Individual simulations include specific clinical skills such as motivational interviewing, suicide assessment, substance abuse, trauma focused treatment, and group therapy techniques.  Or can focus on certain administrative skills such as personnel issues, running a board meeting, fundraising or running a focus group. 

The simulation center is also set up for home visits, home assessment and safety training.

Funds are available to support simulations for non-profits and public social service agencies in the Tulsa area.  Click here for the application.


Contact Information

Simulation Center
Calling tree phone number: 918-660-3863

Director, Simulation Center at OU-Tulsa
Kristin Rodriguez, MPH, LSSGB
4502 East 41st Street, Room TAN115
Tulsa, Oklahoma 74135
Office: 918-660-3448

Director of Social Simulations
Julie Miller-Cribbs
4502 East 41st Street, Room 2H03
Tulsa, Oklahoma 74135
Office: 918-660-3378

Haruv Institute
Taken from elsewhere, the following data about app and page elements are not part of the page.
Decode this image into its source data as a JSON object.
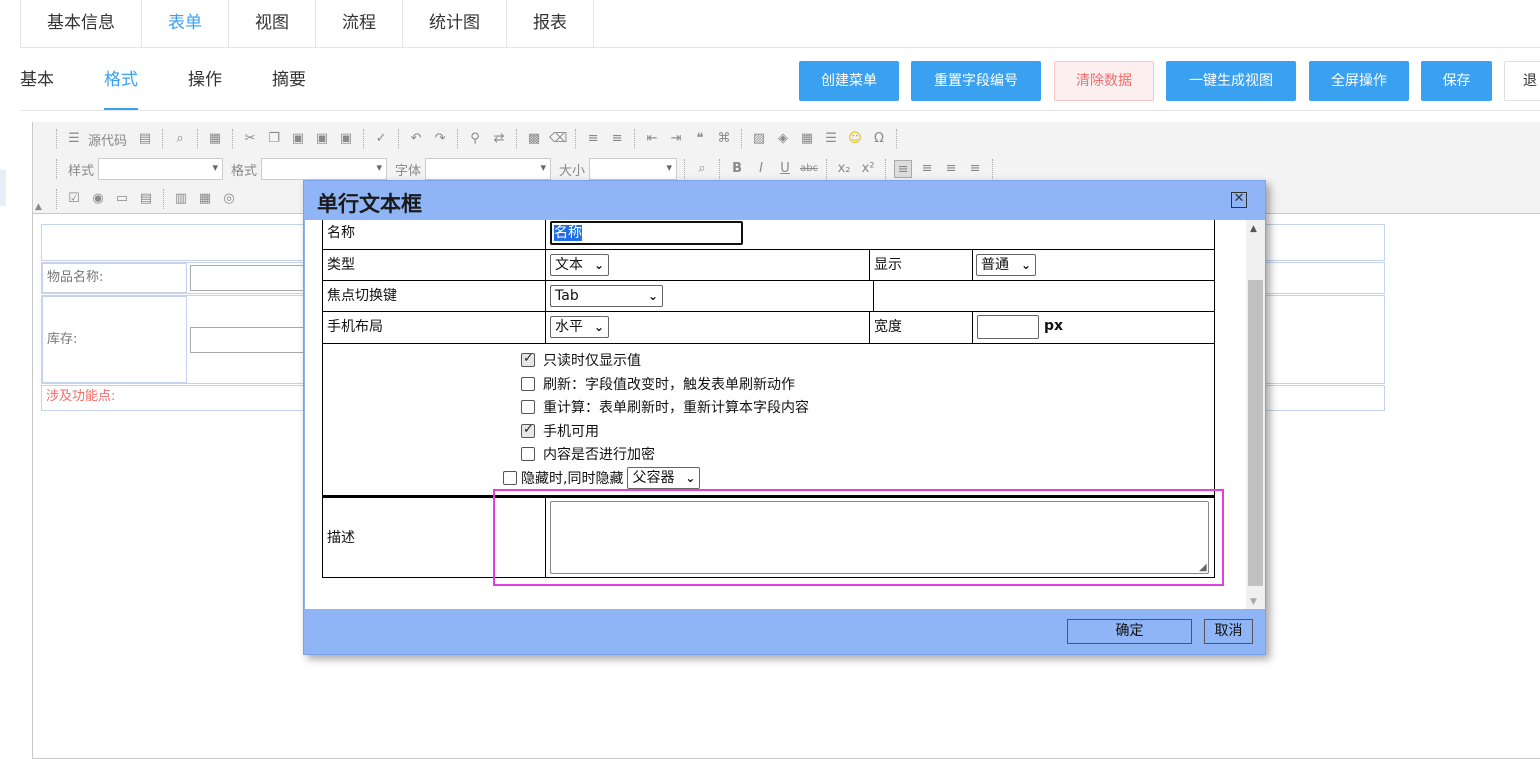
{
  "top_tabs": [
    {
      "label": "基本信息",
      "active": false
    },
    {
      "label": "表单",
      "active": true
    },
    {
      "label": "视图",
      "active": false
    },
    {
      "label": "流程",
      "active": false
    },
    {
      "label": "统计图",
      "active": false
    },
    {
      "label": "报表",
      "active": false
    }
  ],
  "sub_tabs": [
    {
      "label": "基本",
      "active": false
    },
    {
      "label": "格式",
      "active": true
    },
    {
      "label": "操作",
      "active": false
    },
    {
      "label": "摘要",
      "active": false
    }
  ],
  "actions": {
    "create_menu": "创建菜单",
    "reset_field_number": "重置字段编号",
    "clear_data": "清除数据",
    "generate_view": "一键生成视图",
    "fullscreen": "全屏操作",
    "save": "保存",
    "exit": "退"
  },
  "toolbar": {
    "source_label": "源代码",
    "style_label": "样式",
    "format_label": "格式",
    "font_label": "字体",
    "size_label": "大小"
  },
  "form_background": {
    "item_name_label": "物品名称:",
    "stock_label": "库存:",
    "feature_label": "涉及功能点:"
  },
  "dialog": {
    "title": "单行文本框",
    "name_label": "名称",
    "name_value": "名称",
    "type_label": "类型",
    "type_value": "文本",
    "display_label": "显示",
    "display_value": "普通",
    "focus_key_label": "焦点切换键",
    "focus_key_value": "Tab",
    "mobile_layout_label": "手机布局",
    "mobile_layout_value": "水平",
    "width_label": "宽度",
    "width_value": "",
    "width_unit": "px",
    "options": [
      {
        "label": "只读时仅显示值",
        "checked": true
      },
      {
        "label": "刷新：字段值改变时，触发表单刷新动作",
        "checked": false
      },
      {
        "label": "重计算：表单刷新时，重新计算本字段内容",
        "checked": false
      },
      {
        "label": "手机可用",
        "checked": true
      },
      {
        "label": "内容是否进行加密",
        "checked": false
      }
    ],
    "hide_label": "隐藏时,同时隐藏",
    "hide_target": "父容器",
    "description_label": "描述",
    "description_value": "",
    "confirm": "确定",
    "cancel": "取消"
  },
  "colors": {
    "accent": "#3aa0f0",
    "dialog_bg": "#8fb5f7",
    "highlight": "#e23fe0",
    "danger": "#f56c6c"
  }
}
THE HARUV INSTITUTE in Jerusalem is an international center of excellence and a recognized leader in the study of child maltreatment. The institute is Israel’s leading authority on child abuse and neglect and a core player in the creation of knowledge and training.

Established by the Schusterman Foundation-Israel in 2007, Haruv’s mission is to create knowledge and nurture a capable and skillful community of professionals dedicated to the prevention, identification, reporting, and treatment of maltreated children.

The Haruv Institute specializes in research and data collection on the phenomenon of child abuse. This includes identifying the needs of populations that do not receive adequate services, evaluating the effectiveness of existing welfare and training programs, training young researchers, and assessing public attitudes.

The realization of this mission involves a three-pronged approach involving research, training, and public education. The Haruv Institute believes the best results for children are achieved when insights from research inform professional training and the public. 

Haruv USA Director

Image of Daphna Gross Manos


We’re excited to officially welcome Daphna Gross-Manos  as the new Director of Haruv USA at OU-Tulsa — a training institute for professionals in the field of child abuse and neglect. 

This purposeful rotation of social work professionals from Israel allows us to continue to share our collective knowledge and experience, furthering our profession and our worldwide work dedicated to the prevention and treatment of abused and neglected children.

Dr. Daphna Gross-Manos  is a senior lecturer at the Social Work Department in Tel-Hai Academic College, Israel. Her studies focus on three main fields: the subjective well-being of vulnerable children, child neglect from different perspectives, and child maltreatment in the neighborhood and community context. Daphna is one of the Co-Editors in Chief of the Child Indicators Research journal.

 Daphna moved to Oklahoma from Israel for one year with her spouse Noam and four children: Shaked (13), Omer (11), Yair (8), and Doriya (2). She enjoys cooking, gardening, and spending time with her loved ones.

As the Director of Haruv USA, Daphna will be responsible for working directly with our OU-Tulsa Social Work faculty to plan and host professional development trainings and social simulations for professionals across the state, collaborate with a variety of community partners, as well as continue to coordinate and host the series of Haruv USA free public lectures where national experts in the field of child abuse and maltreatment come to share their expertise. 

Haruv USA’s mission is to support and nurture professionals dedicated to the prevention, identification, reporting, and treatment of abused and neglected children. Haruv USA trains social workers, doctors, nurses, lawyers, judges, counselors, teachers, and anyone who works with abused children and their families. Haruv USA also connects the many services here in Tulsa. 

In Hebrew, “Haruv” means Carob tree. There is an Israeli fable about a man who planted a Carob tree. When asked why he planted a tree that won’t bear fruit for 70 years, he responded, “So my children and grandchildren will get to enjoy it.” Haruv USA carries the same name because future generations will enjoy the fruit of our work.

Welcome, Daphna! We’re thrilled to have you join the OU-Tulsa family.


DeJon Knapp

Esther Stafford